Children’s Rights are Human Rights and therefore not an isolated issue but cut across every policy area imaginable. In the toolkit the EU and UNICEF take practitioners on a journey from analysing child rights in country contexts to child participation, child impact assessment, and child responsive budgeting. It’s no small task, not for most European nations and not for Indonesia.
The European Union is a key provider of development assistance in support of children in Indonesia and has been working with the Government since 1988 to improve the rights of children, to improve their chances of surviving birth, increasing the number of children registered, limit the cases of stunting across the country and improve the opportunity of attending school.
Malnutrition still affects two million children in Indonesia. The European Union works with UNICEF and the Government of Indonesia in the Maternal and Young Child Nutrition Security Initiative in Asia (MYCNSIA) to provide support for local governments in the adoption of specific policies targeting infants, children and mothers, as well as in the implementation of these regulations so that access to a diversified diet can be ensured. We also focus on the enhancement of capacities at the community, district and central levels, helping to create networks able to address malnutrition. Finally with MYCNSIA we aim to develop data collection and analysis systems to improve food security planning in a multi-sectorial approach.
Feeding the stomach goes in pair with feeding the brain. The Right to Education is insured in the Convention and thus legally binding. The European Union spends 80% of its development aid budget for Indonesia on education. In 2013 this amounted to 52 million euro being disbursed by the European Union and its Member States. We strongly believe education is the driver to growth, prosperity and a strengthened democracy.
The Government of Indonesia is also prioritising education. 20% of the Indonesian state budget is allocated to education and this is highly commendable. For a country of 250 million people – with varied cultures and local languages – living on thousands of islands and representing one of the world’s largest and fastest growing economies, engaged in an ongoing decentralisation project of dimensions that most countries cannot begin to comprehend, quality education remain challenging. Over the last decade, literacy rates have risen, school enrolment rates have increased and there is an ongoing effort at just about every facet of the education system.
The European Union in Indonesia is also working on improving access to education for children with special needs. Today, 75% of children with special needs do not attend school.
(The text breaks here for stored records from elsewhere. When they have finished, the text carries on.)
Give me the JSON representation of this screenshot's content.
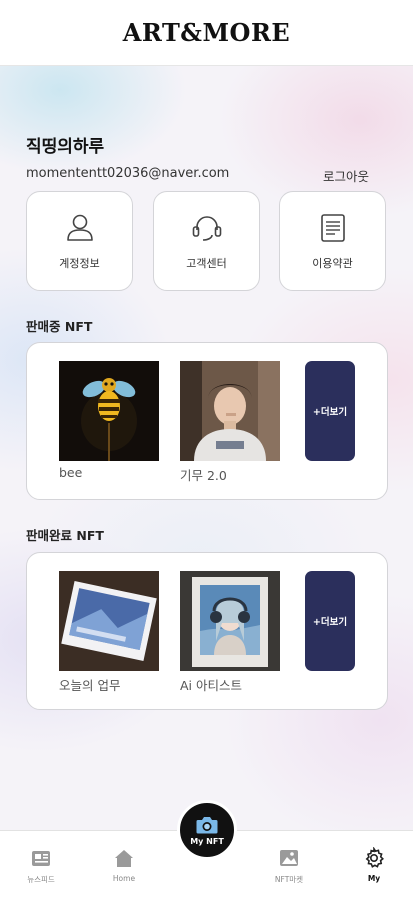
{
  "app": {
    "logo": "ART&MORE"
  },
  "profile": {
    "name": "직띵의하루",
    "email": "momententt02036@naver.com",
    "logout_label": "로그아웃"
  },
  "menu": [
    {
      "label": "계정정보",
      "icon": "person-icon"
    },
    {
      "label": "고객센터",
      "icon": "headset-icon"
    },
    {
      "label": "이용약관",
      "icon": "document-icon"
    }
  ],
  "selling": {
    "title": "판매중 NFT",
    "items": [
      {
        "name": "bee",
        "image": "bee-artwork"
      },
      {
        "name": "기무 2.0",
        "image": "man-portrait-photo"
      }
    ],
    "more_label": "+더보기"
  },
  "sold": {
    "title": "판매완료 NFT",
    "items": [
      {
        "name": "오늘의 업무",
        "image": "blue-card-artwork"
      },
      {
        "name": "Ai 아티스트",
        "image": "ai-girl-headphones"
      }
    ],
    "more_label": "+더보기"
  },
  "tabbar": {
    "tabs": [
      {
        "label": "뉴스피드",
        "icon": "newsfeed-icon"
      },
      {
        "label": "Home",
        "icon": "home-icon"
      },
      {
        "label": "My NFT",
        "icon": "camera-icon"
      },
      {
        "label": "NFT마켓",
        "icon": "gallery-icon"
      },
      {
        "label": "My",
        "icon": "gear-icon",
        "active": true
      }
    ]
  },
  "colors": {
    "accent_navy": "#2b2f5c",
    "center_tab": "#111111",
    "card_border": "#d4d4d8"
  }
}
The EU has established a partnership with Handicap International to tackle this problem and funded the programme “Support to the Development of a Quality Inclusive Education System”, which supports children with special needs to attend school, train teachers to address special needs, support their parents and encourage officials to include this particular question in budgets and policies.
Improvements are happening every day, I, as Ambassador, am proud to see that the European Union has played a part in this trend, and it is my hope that the new EU-UNICEF Toolkit will help the children of Indonesia even further.
If you want to learn more about the EUs work on education and children’s rights please visit the website dedicated to the toolkit: http://uni.cf/1sPEMRv